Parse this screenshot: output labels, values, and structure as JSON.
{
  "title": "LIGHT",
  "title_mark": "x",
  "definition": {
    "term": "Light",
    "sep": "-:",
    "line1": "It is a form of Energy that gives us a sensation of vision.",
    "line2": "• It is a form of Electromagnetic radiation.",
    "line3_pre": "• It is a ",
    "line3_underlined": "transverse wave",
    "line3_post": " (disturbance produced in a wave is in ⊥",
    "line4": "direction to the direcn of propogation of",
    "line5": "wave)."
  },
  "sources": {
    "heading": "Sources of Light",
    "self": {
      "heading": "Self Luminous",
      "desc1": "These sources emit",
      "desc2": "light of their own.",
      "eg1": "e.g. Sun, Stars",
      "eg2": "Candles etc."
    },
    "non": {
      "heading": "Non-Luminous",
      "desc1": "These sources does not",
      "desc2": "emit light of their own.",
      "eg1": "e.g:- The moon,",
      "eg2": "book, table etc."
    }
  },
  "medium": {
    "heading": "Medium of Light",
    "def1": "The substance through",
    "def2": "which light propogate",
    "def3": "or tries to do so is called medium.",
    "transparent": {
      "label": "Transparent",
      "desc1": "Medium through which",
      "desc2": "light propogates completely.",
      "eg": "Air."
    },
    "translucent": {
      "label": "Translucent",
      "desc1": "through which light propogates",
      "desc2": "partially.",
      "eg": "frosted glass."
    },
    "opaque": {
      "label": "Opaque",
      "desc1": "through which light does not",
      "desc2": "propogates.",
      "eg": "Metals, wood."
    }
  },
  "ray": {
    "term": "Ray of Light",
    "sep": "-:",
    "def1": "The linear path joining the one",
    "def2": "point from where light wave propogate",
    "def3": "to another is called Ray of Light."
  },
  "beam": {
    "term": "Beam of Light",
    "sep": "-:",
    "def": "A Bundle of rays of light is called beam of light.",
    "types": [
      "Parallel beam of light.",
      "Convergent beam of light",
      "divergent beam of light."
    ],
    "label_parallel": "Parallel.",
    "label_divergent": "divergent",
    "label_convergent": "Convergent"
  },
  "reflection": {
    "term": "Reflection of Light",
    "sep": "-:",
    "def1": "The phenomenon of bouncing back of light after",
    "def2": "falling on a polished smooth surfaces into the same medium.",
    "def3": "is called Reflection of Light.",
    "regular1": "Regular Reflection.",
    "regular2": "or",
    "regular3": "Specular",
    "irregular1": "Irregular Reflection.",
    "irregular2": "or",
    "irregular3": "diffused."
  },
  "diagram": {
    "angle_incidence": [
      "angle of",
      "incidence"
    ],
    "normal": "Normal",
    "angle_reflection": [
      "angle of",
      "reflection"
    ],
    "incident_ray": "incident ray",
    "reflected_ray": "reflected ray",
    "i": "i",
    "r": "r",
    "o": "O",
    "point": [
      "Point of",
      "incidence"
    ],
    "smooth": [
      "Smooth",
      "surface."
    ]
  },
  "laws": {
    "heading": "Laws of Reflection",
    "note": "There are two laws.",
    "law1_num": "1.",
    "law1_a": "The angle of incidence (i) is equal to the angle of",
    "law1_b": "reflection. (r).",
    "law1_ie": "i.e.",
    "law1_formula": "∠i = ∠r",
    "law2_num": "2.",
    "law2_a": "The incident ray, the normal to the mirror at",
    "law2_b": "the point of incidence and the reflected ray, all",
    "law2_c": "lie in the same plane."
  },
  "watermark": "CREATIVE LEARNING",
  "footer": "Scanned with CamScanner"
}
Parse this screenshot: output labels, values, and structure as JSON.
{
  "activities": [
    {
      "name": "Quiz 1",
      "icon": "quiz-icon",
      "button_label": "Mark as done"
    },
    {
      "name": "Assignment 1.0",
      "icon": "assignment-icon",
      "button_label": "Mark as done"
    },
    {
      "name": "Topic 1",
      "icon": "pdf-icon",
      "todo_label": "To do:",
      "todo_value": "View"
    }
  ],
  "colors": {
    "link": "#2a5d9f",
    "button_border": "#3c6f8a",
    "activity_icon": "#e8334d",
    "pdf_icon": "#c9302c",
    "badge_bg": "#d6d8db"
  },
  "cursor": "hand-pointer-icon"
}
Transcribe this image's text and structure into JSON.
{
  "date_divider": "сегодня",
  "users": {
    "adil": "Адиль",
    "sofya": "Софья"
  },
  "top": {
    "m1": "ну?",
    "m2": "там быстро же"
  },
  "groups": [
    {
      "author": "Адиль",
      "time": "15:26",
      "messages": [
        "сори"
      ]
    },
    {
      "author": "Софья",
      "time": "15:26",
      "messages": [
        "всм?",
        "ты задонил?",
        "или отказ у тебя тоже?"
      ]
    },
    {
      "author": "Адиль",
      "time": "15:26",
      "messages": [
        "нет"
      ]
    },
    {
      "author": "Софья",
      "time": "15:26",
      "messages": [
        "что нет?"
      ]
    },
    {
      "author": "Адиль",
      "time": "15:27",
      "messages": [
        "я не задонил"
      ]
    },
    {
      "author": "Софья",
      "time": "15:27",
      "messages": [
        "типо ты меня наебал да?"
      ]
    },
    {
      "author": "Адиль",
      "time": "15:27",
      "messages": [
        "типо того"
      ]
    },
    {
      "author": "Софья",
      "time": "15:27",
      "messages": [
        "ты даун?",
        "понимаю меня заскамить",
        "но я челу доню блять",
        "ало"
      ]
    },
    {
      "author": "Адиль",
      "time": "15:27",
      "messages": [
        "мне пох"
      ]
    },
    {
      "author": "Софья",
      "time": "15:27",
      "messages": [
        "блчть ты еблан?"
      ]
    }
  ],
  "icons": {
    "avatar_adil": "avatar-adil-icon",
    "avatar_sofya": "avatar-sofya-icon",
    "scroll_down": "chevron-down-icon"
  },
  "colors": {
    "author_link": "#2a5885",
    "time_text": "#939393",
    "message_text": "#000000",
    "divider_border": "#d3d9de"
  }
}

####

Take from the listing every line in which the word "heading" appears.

    "heading": "Sources of Light",
      "heading": "Self Luminous",
      "heading": "Non-Luminous",
    "heading": "Medium of Light",
    "heading": "Laws of Reflection",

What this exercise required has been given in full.